In this thesis the focus was on azobenzene photo-switches, as dynamic building blocks.
‘We started to study fluorinated azobenzenes,’ He Huang says. ‘Especially their application in supramolecular materials, for kinetic control and visible-light controlled switching, is very promising.’
First, two strategies (ortho-fluorination and axial chirality) were combined, in azobenzene-based dynamic dopants for liquid crystals. ’These chiral dopants display better cis-form stability than their nonfluorinated counterparts,’ He says. ‘Long-lived helical structures with cis-state dopant, could be created by irradiation. I strongly believe, this cholesteric liquid crystal will be potentially applied, n optical display devices or in photo-responsive actuators.’
It was shown that, by light-triggered photo-isomerization, photoswitches are transferable from one host cavity to the other, and reversibly. Used here were two common host cavities: β-cyclodextrin and cucurbituril.
Further, host-guest chemistry of ortho-fluorinated azobenzenes, was used in the design of multivalent architectures. The final aim here was to build dynamic supramolecular nanoparticles, that would display photo-triggered self-assembly.
‘Working on a fundamental level, in various exciting application fields, was very rewarding,’ He Huang says. ‘We also studied azobenzene-based photo-switches, to be employed as photo-responsive ligands for nanoplatelets of an inorganic semi-conductor. Upon irradiation, face-to-face self-assembly of the nanoplatelets took place, to form supra-particular ribbons.’
Closely collaborating with Mark Smithers and Rico Keim, from the Mesa+ Nanolab, He Huang valued as a rich experience.
‘I learnt to work systematically, and to be very patient,’ He says. ‘Complex processes call for proper and complete preparation. And when results appear, the need for critical observations stays essential, to verify the outcomes and to explain the results.’
Working from scratch, He Huang was especially delighted, and excited, to see his first target-molecules in the NMR spectrometer.
‘This happened in an early stage of my PhD project already,’ he says. ‘But not all chapters went without obstacles. The work on the host cavities, for example, took some set-backs. The first concept we came up with, didn’t work.’
‘All in all, it was fascinating to find that focussing on azobenzene, proved worthwhile on so many topics. Changing the shape of the material - using light only, thus transferring energy – led to new functional properties.’
In summary: a bottom-up approach to build dynamic smart materials proved feasible, from molecular engineering of azobenzene-based switches, up to their integration into different types of supramolecular materials, including: liquid crystals, host-guest complexes and colloidal inorganic nano-objects.

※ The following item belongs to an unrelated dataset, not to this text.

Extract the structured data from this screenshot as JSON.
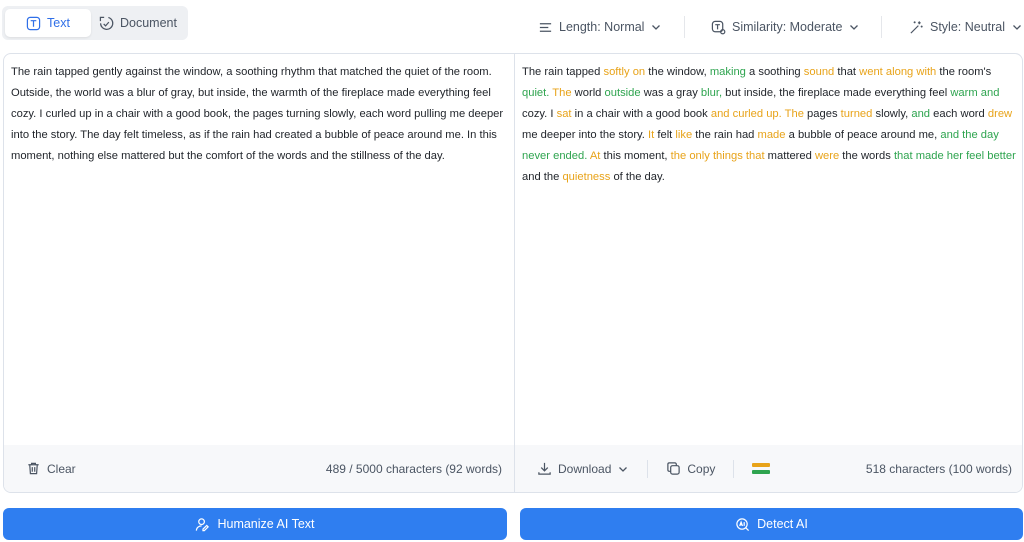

‘In future work, researchers will keep on developing new engineering strategies and methods of molecular switches, as well as on studying mechanisms of transducing molecular switching, across multiple length scales,’ according to He.
After his Defence He Huang plans to look for a job within industry. ‘As a person, I am not a 100% self-determined to pursue a career in academics,’ he says. ‘In industry an R&D job will suit me very well, most likely within a larger company, as in chemistry small companies are not present in large numbers. As Mesa+ hosts many research areas, I learnt to be open-minded and curious about other topics and research areas. That will certainly help me to find a new job, and in finding my way within chemical industry.’